ColorOfChange.org is the largest African-American online political organization in the country, with over half a million members, and has been active in pursuing justice for the Jena 6, confronting race-baiting at Fox News, advocating for survivors of Hurricane Katrina, fighting voter suppression, and around many other issues.

The Racial Beads of Your Life
Elisa Del Valle - Student Activities & Leadership Development & Joanne Rafferty - Usdan University Center

This workshop will provide participants with an opportunity to construct a bead diagram of the relationships in their lives. Is it meant to encourage participants to notice and reflect on the consequences of the relationships they have and their racial awareness and intercultural competencies.  Levels and types of oppression will be infused throughout the activities and students will be encouraged to challenge their own thoughts and perceptions.
Ableism Dance Workshop
Sara Beth Rosenberg

CONTINUED FROM SESSION BLOCK FOUR

4:30-5:00 - Get Connected: Justice and Leadership Networking

*Social justice served with a side of coffee and networking.* Members of social justice organizations, leadership organizations, and student justice groups will represent themselves at this tabling event.

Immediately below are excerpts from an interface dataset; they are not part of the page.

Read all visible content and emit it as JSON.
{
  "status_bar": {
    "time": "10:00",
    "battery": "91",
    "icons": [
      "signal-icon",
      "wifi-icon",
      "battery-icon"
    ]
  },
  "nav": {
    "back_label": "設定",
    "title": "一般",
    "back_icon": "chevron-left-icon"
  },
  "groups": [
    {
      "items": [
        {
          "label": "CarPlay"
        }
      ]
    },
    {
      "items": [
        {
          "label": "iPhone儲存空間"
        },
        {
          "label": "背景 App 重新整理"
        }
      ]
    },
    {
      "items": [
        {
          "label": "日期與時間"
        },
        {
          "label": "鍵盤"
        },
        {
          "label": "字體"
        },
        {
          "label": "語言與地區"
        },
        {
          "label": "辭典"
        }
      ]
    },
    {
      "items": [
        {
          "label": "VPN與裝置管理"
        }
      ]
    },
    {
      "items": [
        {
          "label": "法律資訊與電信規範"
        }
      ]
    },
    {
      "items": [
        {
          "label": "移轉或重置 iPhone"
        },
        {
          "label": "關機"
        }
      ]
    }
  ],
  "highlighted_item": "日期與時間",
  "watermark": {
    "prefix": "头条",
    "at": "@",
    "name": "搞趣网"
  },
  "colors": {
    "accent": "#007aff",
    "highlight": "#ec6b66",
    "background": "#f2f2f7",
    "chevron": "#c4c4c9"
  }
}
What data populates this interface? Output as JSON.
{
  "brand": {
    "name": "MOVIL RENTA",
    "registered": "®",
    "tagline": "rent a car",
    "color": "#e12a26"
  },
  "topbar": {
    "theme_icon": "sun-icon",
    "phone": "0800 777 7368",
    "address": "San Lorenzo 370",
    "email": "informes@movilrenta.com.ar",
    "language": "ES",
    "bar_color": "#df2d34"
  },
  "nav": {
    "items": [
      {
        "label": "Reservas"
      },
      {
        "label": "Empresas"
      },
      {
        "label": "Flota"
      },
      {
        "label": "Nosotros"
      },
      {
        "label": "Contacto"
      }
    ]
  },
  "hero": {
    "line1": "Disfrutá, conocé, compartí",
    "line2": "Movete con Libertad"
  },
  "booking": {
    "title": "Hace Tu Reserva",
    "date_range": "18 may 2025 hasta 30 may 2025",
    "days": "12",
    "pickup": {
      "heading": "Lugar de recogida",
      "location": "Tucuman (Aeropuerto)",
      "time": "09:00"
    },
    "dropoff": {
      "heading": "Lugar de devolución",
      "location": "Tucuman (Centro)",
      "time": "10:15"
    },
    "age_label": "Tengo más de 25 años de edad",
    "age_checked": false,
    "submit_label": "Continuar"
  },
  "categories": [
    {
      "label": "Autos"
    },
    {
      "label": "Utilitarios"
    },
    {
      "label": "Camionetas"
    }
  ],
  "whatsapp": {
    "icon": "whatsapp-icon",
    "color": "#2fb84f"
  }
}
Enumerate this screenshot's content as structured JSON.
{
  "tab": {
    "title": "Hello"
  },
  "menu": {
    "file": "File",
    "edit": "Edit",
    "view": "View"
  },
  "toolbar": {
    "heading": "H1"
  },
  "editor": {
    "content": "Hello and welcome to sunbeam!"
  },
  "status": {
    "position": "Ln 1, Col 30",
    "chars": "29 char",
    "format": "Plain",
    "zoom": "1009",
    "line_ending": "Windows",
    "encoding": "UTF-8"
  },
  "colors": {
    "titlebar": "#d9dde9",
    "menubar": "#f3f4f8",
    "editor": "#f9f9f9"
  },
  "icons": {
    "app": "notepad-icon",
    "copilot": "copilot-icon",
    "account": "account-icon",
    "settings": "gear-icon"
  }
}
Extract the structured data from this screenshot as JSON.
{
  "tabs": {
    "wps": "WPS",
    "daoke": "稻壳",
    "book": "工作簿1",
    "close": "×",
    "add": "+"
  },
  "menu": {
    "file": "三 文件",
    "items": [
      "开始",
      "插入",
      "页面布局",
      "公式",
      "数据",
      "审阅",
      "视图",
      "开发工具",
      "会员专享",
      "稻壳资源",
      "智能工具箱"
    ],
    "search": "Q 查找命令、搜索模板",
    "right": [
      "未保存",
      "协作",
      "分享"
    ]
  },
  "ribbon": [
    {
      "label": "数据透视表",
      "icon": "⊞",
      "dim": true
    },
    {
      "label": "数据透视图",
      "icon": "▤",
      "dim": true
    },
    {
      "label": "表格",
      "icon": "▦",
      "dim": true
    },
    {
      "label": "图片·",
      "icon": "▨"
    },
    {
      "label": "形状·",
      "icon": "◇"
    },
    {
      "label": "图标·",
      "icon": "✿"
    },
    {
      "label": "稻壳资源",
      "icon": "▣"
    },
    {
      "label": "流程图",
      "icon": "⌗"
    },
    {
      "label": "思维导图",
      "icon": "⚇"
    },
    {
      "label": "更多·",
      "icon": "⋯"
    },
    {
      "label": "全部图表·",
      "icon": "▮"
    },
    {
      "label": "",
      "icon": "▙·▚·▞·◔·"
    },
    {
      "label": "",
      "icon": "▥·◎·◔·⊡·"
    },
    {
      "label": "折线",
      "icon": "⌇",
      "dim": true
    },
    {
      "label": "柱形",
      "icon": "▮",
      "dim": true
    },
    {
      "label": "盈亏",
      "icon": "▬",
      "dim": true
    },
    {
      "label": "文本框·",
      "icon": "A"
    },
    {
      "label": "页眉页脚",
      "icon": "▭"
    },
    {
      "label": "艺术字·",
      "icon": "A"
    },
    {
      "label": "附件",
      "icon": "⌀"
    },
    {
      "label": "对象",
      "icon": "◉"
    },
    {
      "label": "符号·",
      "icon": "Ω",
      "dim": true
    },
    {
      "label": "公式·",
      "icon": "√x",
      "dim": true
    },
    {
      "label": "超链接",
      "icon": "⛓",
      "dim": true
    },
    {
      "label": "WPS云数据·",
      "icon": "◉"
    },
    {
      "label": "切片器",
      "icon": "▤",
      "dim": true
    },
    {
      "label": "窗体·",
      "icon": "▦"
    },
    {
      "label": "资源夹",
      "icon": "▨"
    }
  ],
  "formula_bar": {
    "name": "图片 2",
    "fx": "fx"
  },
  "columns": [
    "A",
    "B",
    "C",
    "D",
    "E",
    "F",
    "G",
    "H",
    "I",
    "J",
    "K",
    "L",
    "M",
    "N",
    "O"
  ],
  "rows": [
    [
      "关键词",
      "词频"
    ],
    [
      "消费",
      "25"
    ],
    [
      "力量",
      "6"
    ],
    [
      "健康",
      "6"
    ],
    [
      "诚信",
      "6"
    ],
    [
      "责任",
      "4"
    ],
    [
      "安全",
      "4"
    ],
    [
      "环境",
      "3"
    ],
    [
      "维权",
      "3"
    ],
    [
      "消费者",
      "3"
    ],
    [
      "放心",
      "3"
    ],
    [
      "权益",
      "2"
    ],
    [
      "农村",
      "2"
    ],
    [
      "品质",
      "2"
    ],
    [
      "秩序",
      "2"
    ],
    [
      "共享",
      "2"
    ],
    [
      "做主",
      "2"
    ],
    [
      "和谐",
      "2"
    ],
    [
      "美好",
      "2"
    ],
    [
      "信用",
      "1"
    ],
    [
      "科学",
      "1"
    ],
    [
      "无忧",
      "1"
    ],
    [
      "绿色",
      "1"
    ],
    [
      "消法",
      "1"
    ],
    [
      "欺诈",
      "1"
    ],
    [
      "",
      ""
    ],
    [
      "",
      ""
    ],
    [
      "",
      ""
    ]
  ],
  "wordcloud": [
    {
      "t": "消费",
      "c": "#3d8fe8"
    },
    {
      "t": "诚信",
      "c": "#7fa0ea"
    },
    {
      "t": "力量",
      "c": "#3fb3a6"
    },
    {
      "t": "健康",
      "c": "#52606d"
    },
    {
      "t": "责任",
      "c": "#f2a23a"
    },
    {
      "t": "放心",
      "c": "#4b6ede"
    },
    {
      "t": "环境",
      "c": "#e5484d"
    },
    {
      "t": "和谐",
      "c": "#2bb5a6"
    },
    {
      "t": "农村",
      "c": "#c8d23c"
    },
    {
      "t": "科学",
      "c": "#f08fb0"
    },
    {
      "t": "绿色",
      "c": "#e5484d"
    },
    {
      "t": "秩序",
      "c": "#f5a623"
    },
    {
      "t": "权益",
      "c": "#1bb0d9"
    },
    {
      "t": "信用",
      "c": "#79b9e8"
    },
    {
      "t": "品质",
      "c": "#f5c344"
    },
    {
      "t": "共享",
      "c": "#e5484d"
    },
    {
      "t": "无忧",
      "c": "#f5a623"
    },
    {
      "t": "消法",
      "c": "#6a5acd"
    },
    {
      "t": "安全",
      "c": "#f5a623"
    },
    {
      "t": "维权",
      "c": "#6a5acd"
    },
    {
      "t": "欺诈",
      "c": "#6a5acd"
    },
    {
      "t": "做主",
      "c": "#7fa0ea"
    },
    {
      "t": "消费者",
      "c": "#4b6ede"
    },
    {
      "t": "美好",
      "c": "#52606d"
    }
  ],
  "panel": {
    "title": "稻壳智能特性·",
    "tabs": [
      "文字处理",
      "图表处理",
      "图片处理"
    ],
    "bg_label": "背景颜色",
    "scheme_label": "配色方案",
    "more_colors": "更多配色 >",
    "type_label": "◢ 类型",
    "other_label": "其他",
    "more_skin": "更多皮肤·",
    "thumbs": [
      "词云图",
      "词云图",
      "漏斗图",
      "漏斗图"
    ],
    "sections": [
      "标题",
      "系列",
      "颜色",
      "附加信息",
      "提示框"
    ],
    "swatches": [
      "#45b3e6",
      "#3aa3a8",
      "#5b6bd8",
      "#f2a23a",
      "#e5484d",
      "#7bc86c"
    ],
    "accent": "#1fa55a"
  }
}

Participants will include:

*Anti Defamation League
*Color of Change
*CT Working Families
*Leadership Research Institute
*Student Activities and Leadership Development
*Others

8:30-9:30 - Participate in Global Earth House by turning off your lights.
Learn more at www.earthhour.org